This study, reported in the journal Science, suggests that emotion outweighs reason when fairness is at issue, said Michael Gill, an associate professor of philosophy at the University of Arizona.
In the study, most people's insula (a brain area "associated with emotions") lighted up when making a moral decision, but several people's insula did not.
``What this suggests is that when you see unfairness, it really bothers you, it makes you feel negative about it, and that reaction pushes you away from unfairness,'' said Quartz, an associate professor in the division of humanities and social sciences, in a telephone interview. ``Emotions seem to keep us in check, and some people don't get this response as strongly.''
But aren't they contradicting themselves? People make decisions based on emotion--except when they don't? Because another possibility is that those people have so thoroughly squashed their emotions that their insula doesn't react. People are not acting out of morality, they are acting out of empathy. And those whom the researchers say act out of reason are simply repressing their emotions to the point that they have none.
The Bloomberg article doesn't say if the scientists interviewed the non-responders to find out why they didn't respond; it seems the study might just establish the role of emotion in moral choices.

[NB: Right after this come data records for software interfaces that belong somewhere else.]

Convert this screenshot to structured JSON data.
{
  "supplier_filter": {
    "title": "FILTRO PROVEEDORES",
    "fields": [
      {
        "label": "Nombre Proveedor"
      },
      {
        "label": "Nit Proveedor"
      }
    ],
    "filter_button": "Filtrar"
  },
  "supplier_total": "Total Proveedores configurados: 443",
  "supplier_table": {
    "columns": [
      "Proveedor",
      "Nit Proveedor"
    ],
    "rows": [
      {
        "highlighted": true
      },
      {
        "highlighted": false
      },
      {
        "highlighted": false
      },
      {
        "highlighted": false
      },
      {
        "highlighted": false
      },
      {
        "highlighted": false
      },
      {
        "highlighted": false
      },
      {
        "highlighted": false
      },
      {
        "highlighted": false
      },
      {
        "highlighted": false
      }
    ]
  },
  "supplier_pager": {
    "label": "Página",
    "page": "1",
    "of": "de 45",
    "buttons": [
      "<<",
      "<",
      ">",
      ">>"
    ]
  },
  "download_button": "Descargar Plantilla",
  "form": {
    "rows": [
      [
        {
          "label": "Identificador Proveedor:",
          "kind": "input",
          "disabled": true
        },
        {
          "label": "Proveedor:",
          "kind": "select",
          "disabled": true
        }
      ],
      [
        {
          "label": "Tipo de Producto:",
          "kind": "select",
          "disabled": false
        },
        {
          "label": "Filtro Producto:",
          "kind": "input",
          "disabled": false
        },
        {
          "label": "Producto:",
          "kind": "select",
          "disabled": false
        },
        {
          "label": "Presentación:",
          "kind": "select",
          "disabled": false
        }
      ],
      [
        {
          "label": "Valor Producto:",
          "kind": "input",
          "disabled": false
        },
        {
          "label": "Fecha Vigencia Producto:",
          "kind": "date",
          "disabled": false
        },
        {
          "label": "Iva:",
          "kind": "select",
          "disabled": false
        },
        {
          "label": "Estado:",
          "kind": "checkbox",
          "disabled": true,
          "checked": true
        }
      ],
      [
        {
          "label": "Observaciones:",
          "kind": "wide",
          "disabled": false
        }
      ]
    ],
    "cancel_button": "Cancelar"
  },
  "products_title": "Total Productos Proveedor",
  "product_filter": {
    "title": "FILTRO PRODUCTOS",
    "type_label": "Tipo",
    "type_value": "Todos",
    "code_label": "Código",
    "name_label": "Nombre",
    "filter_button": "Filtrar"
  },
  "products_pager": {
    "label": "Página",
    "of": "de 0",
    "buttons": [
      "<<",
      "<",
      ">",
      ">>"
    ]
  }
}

People often say we need religion to ensure morality, since moral decisions are based on teachings of God's Law. Instead, moral decisions seem to be based on emotion, and I suspect that is the case in all moral decisions, and that we use reason mostly to add authority to our decisions, just as religious people use God as the authority backing their moral decisions. It certainly explains how self-professed religious people manage to avoid actually following religious teachings about hate, money and humility.